LR: What prompted your move to the Netherlands? That’s quite a drastic change.
LS: Yeah, it was great really. I’ve been working in fashion and my boyfriend has been working really hard in his job. He got the offer of a year contract in Holland and I just decided that instead of just doing my fashion part-time when I get the chance, I was just going to go for it and try and market myself over there. I knew about their fashion week, so I thought it’d be a good opportunity to just put myself in at the deep end and give it a go. 

LR: Has that been a bit of a learning curve?

LS: Yeah, completely. I mean, everything’s different, obviously the language and the connections that you have. It’s sort of starting from scratch, but I think it really helped me put myself out there and get talking to the right people and there’s a really big fashion scene over there that’s quite a network to know and get into. It’s fantastic, so I’m really pleased I did it, but it’s also nice to be back.

             After conversing with Smith, I slinked my way over to one of the tables serving brunch for the occasion, all catering provided by Quail London. I couldn’t stay away from the mango and strawberry sticks and gave in to temptation in the form of a pain au chocolat. The table at the front of the room served Bloody Marys, coffee and tea, Buck’s Fizz, and champagne. The table at the back, on the other hand, included a spread of quail eggs, croissants, fruit sticks, and grapefruit juice. Sounds like the right way to kick start any late morning if you ask me!

             As I munched on a mango chunk, I was able to survey the rest of the room and observe the dynamics taking place, which was fun in itself. Immense passion existed in the room and I enjoyed being among people who embodied that passion. As the afternoon rolled around, the atmosphere only intensified and, often times, I had to press myself up against clothing rails to allow others to pass. Photographers with their swinging London Fashion Week passes scoped out their perfect shot while the models pouted and posed their way to that perfect shot. Designers gesticulated and motioned to their clothes to enthusiasts nodding emphatically. Overall, there was a creative dominance that empowered everyone attending. 

             When it came time for me to leave, I looked down the line of clothes and noted just how different everyone’s personal styles and contributions were. There would be no mistaking one brand for another and that’s what makes fashion one of my greatest loves. It can be radically different to anything else ever done and it can be visionary and it can be fresh every season with the emergence of new trends and designers. I slowly walked back up the stairs and stole one last glimpse into the showroom through a murky window. 

             I proceeded to visit the very sleek Wolf & Badger shop, which I had just been directly below. I recognized many of the products from downstairs and came across more luxury items. I bid my farewells to some of the familiar faces from earlier, and after a few more snapshots on my Nikon, I tore myself away. I was feeling full and satisfied, and not from the food, but from my first very yummy taste of London Fashion Week.

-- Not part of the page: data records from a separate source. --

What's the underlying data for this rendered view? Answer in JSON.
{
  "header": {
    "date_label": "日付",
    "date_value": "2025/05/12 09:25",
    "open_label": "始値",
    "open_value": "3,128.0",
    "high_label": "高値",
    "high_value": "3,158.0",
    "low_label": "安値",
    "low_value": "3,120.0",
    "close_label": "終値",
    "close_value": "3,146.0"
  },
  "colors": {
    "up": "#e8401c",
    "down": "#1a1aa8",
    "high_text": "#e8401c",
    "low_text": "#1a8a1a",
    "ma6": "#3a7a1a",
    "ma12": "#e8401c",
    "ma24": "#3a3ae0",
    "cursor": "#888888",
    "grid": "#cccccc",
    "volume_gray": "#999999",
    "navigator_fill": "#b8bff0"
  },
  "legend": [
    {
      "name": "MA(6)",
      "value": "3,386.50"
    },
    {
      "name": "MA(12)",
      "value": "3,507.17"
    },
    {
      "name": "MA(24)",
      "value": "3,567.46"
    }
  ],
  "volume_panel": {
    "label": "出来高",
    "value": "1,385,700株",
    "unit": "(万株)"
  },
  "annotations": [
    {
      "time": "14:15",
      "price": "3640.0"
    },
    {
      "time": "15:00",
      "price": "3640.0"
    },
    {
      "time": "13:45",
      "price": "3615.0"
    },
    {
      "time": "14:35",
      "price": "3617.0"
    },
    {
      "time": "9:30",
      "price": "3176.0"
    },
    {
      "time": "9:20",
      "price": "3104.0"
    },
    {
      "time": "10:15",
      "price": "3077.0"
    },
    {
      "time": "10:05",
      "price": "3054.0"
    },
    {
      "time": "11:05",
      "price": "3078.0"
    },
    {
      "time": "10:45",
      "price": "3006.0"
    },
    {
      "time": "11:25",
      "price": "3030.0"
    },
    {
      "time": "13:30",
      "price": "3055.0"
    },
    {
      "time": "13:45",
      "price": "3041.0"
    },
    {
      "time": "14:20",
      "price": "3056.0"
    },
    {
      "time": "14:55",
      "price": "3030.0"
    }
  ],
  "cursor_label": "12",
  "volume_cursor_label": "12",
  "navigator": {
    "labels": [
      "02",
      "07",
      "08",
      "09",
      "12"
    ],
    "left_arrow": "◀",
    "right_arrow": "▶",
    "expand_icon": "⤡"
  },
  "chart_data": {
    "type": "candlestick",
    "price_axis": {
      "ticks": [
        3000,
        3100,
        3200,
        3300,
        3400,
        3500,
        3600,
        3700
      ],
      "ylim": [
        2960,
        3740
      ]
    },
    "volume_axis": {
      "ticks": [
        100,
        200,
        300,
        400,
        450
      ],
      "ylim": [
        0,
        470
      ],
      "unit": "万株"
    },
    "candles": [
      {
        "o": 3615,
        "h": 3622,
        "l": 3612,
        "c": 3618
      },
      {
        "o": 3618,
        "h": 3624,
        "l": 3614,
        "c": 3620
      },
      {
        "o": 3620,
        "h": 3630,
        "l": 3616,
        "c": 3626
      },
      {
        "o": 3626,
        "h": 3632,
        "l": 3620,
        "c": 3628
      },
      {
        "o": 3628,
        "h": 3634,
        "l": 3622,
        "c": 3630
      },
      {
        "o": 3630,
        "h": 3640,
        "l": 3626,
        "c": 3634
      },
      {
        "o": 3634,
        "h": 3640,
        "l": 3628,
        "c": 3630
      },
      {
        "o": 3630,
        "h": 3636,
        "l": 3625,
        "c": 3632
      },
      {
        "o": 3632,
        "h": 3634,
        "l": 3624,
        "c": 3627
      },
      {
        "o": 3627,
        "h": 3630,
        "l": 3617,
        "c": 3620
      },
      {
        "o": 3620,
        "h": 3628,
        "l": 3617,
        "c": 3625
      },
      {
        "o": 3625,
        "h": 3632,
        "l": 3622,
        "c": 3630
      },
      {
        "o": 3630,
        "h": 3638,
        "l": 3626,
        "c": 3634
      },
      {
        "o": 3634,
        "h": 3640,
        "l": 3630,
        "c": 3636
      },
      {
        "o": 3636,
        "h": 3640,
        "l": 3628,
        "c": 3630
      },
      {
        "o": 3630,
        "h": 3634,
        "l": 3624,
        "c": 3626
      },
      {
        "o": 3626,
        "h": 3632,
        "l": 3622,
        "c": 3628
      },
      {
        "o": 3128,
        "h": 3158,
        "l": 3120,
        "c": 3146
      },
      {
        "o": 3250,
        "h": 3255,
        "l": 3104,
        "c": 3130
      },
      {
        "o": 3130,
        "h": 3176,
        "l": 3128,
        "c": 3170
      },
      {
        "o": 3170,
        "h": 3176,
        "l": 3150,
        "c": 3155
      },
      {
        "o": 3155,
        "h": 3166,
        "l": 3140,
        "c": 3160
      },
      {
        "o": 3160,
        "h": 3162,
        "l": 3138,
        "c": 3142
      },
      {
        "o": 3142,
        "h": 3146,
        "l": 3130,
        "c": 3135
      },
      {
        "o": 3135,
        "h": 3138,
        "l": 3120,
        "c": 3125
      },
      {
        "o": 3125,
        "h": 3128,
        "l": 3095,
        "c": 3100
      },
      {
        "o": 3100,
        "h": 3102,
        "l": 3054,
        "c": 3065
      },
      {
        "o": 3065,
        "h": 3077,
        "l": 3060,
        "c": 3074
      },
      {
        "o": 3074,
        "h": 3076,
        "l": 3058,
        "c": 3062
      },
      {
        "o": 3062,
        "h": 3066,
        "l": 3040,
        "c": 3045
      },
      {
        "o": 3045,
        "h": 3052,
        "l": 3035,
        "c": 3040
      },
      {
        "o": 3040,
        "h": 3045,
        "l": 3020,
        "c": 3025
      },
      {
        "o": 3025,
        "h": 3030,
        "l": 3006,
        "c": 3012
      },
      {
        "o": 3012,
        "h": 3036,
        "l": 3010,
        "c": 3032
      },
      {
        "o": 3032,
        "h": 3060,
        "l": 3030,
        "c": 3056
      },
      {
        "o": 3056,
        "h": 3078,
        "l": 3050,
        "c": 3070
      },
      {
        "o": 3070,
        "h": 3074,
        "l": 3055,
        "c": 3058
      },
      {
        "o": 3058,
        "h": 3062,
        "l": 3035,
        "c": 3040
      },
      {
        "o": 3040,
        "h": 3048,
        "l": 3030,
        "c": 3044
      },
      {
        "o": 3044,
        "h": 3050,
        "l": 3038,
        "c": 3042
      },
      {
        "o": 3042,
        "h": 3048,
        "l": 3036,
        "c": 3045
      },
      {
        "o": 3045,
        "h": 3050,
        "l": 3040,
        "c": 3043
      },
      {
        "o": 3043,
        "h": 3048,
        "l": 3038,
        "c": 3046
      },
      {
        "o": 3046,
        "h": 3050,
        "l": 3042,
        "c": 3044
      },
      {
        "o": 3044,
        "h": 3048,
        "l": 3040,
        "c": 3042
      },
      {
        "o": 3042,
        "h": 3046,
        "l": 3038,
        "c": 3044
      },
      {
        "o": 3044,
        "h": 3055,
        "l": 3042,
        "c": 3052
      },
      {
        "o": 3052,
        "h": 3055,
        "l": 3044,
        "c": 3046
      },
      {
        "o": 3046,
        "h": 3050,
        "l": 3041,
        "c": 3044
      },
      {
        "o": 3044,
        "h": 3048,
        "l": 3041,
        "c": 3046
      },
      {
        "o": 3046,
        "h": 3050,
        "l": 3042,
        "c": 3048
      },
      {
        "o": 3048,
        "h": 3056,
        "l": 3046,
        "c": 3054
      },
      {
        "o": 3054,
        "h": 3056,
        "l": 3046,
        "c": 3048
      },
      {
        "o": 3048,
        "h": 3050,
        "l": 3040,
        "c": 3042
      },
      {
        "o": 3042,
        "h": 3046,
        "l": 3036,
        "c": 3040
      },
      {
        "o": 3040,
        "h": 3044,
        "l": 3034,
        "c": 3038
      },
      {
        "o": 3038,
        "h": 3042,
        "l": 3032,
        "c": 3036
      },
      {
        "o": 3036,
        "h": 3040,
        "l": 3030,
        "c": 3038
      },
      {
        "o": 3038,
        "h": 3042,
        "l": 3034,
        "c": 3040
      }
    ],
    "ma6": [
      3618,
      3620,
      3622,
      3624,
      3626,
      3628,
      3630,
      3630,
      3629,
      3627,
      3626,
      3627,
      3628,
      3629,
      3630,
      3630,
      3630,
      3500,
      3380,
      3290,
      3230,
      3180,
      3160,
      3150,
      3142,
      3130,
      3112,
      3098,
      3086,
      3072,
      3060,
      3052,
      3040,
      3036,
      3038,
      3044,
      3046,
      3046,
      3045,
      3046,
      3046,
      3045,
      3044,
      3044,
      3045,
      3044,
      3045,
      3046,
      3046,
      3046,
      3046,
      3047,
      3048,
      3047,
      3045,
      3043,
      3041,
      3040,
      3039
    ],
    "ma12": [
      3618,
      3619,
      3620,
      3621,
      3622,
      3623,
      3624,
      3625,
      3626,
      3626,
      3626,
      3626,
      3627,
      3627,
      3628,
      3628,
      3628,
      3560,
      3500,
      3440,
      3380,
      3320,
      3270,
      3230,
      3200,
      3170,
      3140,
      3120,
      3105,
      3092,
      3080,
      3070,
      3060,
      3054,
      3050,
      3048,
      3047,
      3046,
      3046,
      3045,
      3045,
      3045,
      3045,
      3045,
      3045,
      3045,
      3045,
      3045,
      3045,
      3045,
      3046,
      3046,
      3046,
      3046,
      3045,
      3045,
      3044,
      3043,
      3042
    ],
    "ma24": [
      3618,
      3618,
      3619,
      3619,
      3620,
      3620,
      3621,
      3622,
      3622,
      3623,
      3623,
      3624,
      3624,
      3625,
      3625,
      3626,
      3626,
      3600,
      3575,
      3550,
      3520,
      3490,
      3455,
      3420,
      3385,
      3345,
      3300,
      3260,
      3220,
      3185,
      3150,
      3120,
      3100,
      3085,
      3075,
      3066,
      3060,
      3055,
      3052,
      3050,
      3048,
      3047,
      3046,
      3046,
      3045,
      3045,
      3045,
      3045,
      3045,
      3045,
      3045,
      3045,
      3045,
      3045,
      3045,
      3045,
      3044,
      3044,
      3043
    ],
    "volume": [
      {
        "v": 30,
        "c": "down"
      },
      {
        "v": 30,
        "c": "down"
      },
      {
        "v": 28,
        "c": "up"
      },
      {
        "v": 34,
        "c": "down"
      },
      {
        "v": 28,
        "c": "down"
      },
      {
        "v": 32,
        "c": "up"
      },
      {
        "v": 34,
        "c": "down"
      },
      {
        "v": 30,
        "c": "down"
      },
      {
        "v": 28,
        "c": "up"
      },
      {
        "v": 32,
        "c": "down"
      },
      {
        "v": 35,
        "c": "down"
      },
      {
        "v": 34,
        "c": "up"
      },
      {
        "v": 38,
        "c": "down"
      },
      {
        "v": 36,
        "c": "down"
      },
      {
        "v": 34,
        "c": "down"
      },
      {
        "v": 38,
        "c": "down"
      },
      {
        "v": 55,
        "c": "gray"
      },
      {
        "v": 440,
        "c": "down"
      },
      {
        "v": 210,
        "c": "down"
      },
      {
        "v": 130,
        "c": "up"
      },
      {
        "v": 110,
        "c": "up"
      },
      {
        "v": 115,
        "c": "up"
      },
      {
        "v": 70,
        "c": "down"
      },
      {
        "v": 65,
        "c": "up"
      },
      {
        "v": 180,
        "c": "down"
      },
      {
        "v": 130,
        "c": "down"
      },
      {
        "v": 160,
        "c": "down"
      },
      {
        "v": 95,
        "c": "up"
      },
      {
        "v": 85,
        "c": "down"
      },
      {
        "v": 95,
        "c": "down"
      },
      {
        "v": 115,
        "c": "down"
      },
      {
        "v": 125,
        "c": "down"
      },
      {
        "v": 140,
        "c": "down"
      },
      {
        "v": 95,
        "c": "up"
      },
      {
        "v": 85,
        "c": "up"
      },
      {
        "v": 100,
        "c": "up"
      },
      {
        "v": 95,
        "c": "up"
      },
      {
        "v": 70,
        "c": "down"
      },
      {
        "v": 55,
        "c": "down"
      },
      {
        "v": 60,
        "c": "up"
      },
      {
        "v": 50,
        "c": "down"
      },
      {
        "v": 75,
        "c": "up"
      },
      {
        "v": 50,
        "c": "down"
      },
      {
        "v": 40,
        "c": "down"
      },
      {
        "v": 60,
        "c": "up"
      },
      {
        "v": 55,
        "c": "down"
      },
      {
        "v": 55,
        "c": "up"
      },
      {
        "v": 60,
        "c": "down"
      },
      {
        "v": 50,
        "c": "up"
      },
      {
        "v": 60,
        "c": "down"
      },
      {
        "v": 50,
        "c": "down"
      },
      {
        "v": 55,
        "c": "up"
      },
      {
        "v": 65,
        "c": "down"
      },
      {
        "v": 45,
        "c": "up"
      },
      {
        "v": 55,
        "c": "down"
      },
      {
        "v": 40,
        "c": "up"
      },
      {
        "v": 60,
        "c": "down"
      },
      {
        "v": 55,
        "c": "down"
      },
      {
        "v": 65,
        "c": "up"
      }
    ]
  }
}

Umbrellas from Archer Adams in Wolf & Badger
             Monday the 16th and Tuesday the 17th were dedicated to appointments, where potential clients visited the showroom to view the designers’ gear. London Fashion Week wrapped up on Tuesday. This weekend, in its place we welcome London Fashion Weekend, which is open to the general public with a purchased ticket, whereas London Fashion Week is invite-only. Details on London Fashion Week can be found here. Browse Laura Smith’s collection here and the MAYKA brand here.

A Krystof Strozyna mannequin

Begum Berdan of the mother-daughter brand, DB Berdan 
Taeseok Kang and his array of “notice me” bags
Golnaz Ashtiani with her Ashtiani collection

No comments:

Post a Comment